A Growl in the Dead of the Night

Years ago my husband was out of town and I was alone when I was awakened by a warning growl in the dead of the night. Our six-month-old Dalmatian pup had never growled before. He hadn’t even barked. That event sparked the inspiration for this vignette. I hope you enjoy it. The growling woke her. Sandy groggily shushed her dog, Max. Her usually obedient dog’s throat rumbled with a warning. Alarmed she rose on her elbows and whispered, “What is it, Max?”  The weatherman had predicted a thunderstorm for tonight. Was distant thunder what had upset Max? She listened. An eerie silence filled the air. There was no purr of the furnace, no hum of the refrigerator, no whoosh of tires on the asphalt street below her second-floor bedroom window. Max, a black and white Dalmatian, lay on the rug along her side of the bed, his head up, an ear cocked. He listened better than she did. She reached down and petted his hindquarters. He’s heard an outdoor cat. Max hated cats. “Go back to sleep, Max,” she whispered and sank back onto the bed.  Max’s tags on his collar jangled as he leaped to his feet. He walked […]

The Yellow Rose of Valentine’s Day

Roses are red for Valentine’s Day, aren’t they? In this vignette, the yellow rose isn’t a flower and it isn’t romantic.

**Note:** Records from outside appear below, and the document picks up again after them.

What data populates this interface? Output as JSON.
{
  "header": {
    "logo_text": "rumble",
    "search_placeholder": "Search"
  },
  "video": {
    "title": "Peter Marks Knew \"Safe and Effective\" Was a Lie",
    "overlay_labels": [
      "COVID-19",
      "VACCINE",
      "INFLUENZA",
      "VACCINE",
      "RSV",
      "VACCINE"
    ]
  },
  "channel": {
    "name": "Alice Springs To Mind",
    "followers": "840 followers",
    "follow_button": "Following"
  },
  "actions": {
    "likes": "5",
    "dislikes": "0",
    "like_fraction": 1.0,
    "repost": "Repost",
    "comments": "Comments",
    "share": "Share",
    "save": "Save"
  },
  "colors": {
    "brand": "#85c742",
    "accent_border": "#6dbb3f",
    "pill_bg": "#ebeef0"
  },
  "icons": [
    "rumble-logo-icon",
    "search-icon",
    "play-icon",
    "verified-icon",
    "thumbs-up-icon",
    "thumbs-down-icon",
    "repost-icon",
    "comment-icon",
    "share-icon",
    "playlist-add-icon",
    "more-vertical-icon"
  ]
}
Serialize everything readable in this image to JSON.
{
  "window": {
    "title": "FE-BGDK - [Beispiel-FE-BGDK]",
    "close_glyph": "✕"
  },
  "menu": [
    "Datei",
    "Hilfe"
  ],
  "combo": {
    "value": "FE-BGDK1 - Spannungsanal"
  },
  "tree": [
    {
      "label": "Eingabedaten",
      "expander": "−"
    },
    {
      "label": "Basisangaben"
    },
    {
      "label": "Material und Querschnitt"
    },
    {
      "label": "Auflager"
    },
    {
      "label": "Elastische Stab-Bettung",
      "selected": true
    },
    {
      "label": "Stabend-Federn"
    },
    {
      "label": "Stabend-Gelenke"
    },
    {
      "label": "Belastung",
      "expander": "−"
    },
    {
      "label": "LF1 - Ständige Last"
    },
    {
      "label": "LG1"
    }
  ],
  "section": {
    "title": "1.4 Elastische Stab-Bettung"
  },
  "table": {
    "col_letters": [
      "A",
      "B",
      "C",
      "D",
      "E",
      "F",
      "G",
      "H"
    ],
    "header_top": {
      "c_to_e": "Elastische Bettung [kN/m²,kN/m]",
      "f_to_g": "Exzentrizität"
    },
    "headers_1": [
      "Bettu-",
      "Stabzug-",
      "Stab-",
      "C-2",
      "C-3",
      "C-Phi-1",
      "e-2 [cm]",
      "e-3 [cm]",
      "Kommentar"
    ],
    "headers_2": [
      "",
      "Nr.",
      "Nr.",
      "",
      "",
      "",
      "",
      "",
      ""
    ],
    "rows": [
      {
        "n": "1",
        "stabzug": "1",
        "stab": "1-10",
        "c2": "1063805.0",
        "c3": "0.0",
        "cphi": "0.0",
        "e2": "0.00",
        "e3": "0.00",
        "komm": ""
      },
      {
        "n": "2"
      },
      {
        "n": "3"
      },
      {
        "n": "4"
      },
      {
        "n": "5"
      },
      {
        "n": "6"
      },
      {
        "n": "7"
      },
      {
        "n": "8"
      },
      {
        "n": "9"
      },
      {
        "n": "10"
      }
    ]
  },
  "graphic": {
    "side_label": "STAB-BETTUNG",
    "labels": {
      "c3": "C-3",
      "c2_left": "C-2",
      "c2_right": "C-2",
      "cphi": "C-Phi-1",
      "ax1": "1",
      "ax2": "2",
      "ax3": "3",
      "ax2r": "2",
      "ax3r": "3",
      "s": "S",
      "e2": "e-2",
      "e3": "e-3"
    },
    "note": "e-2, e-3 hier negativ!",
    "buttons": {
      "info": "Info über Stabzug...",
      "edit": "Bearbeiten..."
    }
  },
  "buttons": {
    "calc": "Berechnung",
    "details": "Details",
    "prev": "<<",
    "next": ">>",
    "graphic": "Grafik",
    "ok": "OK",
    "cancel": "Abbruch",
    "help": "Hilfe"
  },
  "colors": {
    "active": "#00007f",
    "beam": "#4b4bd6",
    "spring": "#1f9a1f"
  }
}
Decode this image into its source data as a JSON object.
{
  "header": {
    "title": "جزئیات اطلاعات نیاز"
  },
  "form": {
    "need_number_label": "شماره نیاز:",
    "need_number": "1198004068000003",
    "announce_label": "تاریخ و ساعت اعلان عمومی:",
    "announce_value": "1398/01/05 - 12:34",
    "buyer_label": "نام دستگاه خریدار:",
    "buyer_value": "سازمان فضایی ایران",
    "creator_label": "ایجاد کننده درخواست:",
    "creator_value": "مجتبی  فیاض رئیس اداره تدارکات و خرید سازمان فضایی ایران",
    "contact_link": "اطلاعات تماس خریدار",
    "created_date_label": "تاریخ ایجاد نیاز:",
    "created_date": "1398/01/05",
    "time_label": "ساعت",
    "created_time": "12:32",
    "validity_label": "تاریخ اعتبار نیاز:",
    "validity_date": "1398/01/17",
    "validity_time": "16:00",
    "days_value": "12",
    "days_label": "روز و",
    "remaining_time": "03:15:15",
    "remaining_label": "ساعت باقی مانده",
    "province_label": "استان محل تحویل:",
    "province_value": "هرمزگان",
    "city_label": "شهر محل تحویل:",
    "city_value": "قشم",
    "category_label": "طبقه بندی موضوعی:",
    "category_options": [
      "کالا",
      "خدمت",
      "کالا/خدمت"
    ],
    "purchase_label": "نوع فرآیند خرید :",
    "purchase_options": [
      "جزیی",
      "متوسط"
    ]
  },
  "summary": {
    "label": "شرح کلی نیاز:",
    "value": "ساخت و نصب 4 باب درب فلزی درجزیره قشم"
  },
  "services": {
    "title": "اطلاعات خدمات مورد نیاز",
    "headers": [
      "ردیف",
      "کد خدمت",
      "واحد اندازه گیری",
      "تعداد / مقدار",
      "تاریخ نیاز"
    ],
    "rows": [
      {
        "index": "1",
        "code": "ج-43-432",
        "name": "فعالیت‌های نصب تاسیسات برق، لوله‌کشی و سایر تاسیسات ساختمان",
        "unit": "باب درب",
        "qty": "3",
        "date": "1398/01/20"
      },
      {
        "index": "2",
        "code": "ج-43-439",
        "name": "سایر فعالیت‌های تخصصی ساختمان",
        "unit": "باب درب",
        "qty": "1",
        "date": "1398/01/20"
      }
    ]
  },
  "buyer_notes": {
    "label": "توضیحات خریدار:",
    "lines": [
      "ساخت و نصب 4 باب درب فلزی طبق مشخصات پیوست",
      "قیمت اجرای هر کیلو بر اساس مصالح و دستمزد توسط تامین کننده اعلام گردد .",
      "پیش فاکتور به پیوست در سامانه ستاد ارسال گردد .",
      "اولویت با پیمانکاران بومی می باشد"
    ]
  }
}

But it is a wish for those who don’t feel that they are enough on Valentine’s or any day of the year. The Yellow Rose of Valentine’s Day Couples crowded the restaurant decorated with red hearts and red roses and red bows. They only had eyes for one another until she appeared. The silver-haired woman dressed in a vibrant yellow off-the-shoulder dress glided between tables. The hostess sat her at the center table. Alone. She sat with perfect posture, crossed her ankles, and smiled and chatted with the hostess. The waiter brought her a bottle of champagne. She saluted with her glass and drained it in a single draught, then laughed a full-voiced, from the belly laugh, loud enough that the entire restaurant of couples stopped talking and stared. She laughed again and set her glass down. The waiter refilled it, then left. She placed her hands on the table and a generous and genuine smile lit her face. She swayed as if to music, but it wasn’t the sappy romantic ballad that filled the restaurant. The other customers […]

The Sorrow and Joy of the Last Page

The writer and the reader experience the sorrow and joy of the last page. Not in exactly the same way, but pretty close. A good book drives you to that last page then, if you’re like me you sit there, hugging the book and feeling lost. This feeling comes from what psychologist and other scientists call deep reading. Most of us make pictures in our minds. We experience sorrow and joy. Science has shown that our emotional reactions are close to the same emotions as the characters we read about. The deeper, the more intense the reading–the more we exercise our brain. We become more empathetic. There are people who are not natural readers. Shocking, I know. They don’t experience reading in the same way. But, they can improve their reading skills and enjoyment. Parents reading to children is a critical step in helping poor readers learn to enjoy reading more. It’s important to read because reading increases the white matter in our brain. (A brief discussion of the science can be found here.) Reading nonfiction doesn’t do quite the same thing. In studies, reading nonfiction lights different areas of the brain than reading fiction does. Not better areas, different. Our emotions aren’t […]